Ms. Marvel #1 Spoiler-free Review
G. Willow Wilson, Adrian Alphona, Ian Herring
Kamala is a Muslim girl born and raised in Jersey City, two enormous pieces of her identity that find themselves clashing throughout the issue. At a local Circle Q, she finds herself sniffing the BLT sandwiches longingly, wishing bacon weren’t forbidden by her religion – but abiding by the rules nonetheless. And yet, desperate to fit in with the cooler students, like leggy blonde concern troll Zoe or meathead jock Josh, she sneaks out of her home to attend a party that will have both boys and booze, two things she knows her parents would disapprove of. Despite the specifics of Kamala’s background, her story in Ms. Marvel #1 is a universal one, a struggle to which we can all relate with ease.
While Wilson and Alphona definitely play up the stereotypical aspects of most of their cast, that type of shorthand is fundamentally necessary for a first issue prominently featuring new characters. What’s important in a debut is getting a feel for what the series is about and who our lead character is, and they nail both of those aspects and build the beginnings of an impressive supporting cast to boot. Zoe, Josh, Nakia, Bruno, even Kamala’s family – while they do fall into (mostly) neatly defined archetypes, Wilson writes them with a great deal of wit and, more importantly, with character. And even ignoring them, Kamala is such a wonderfully relatable lead that she could easily carry the first arc or two all on her own. Thankfully, she shouldn’t have to, as Ms. Marvel #1 builds on a single basic character-driven conflict that sprawls in different directions throughout the issue, smartly weaving various types of stories in and out of the narrative.

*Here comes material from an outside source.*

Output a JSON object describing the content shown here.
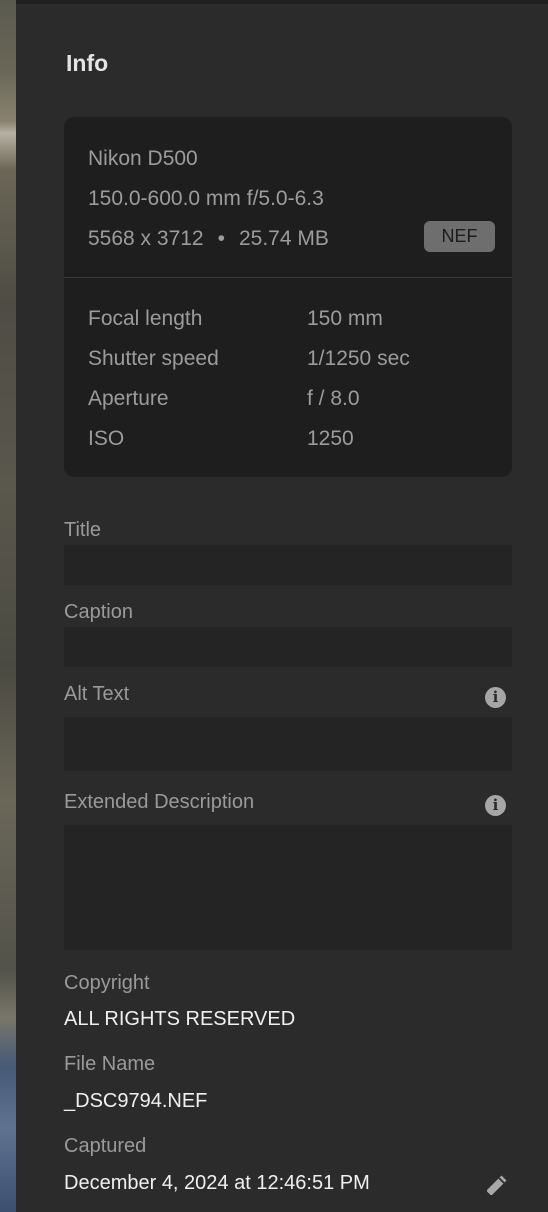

Penciller Adrian Alphona and colorist Ian Herring really impressed me here. Alphona’s cartoonish, exaggerated art helps get us immediately inside the heads of the characters. I spoke above about Wilson’s quick characterization, but it wouldn’t work without Alphona and Herring. It takes two panels and three words to cut right to the heart of Kamala’s relationship with Bruno. For example, a pair of gorgeous, moody panels focus more on atmosphere than on character but tell us exactly how they feel as the distant chill of mist envelopes the city. Alphona and Herring do great work supplementing the script by fleshing out the cast as Wilson builds it, using movement, decoration, dress, everything to tell us who these people are before Wilson even has to bother. It’s wonderfully detail-driven work.
With Ms. Marvel #1, G. Willow Wilson and Adrian Alphona have created quite possibly the most relatable super-hero origin story since Spider-Man first swung onto the scene in the 1960s. Because if you ignore the tangible details – Kamala is an outcast because she’s Muslim (a nerdy Muslim to boot); Peter was because he was a nerd – the fundamental story is remarkably similar. Like early Spider-Man stories, Ms. Marvel #1 gets to the heart of what it means to wish so badly that you had the power to be someone, something you aren’t – and the danger of actually getting what you wished for. It’s the story of figuring out who you are and separating that from who your parents, your culture, and your friends want you to be. It’s the story of balancing desire and responsibility. It’s superhero comics at their absolute best.
My Rating: 5 / 5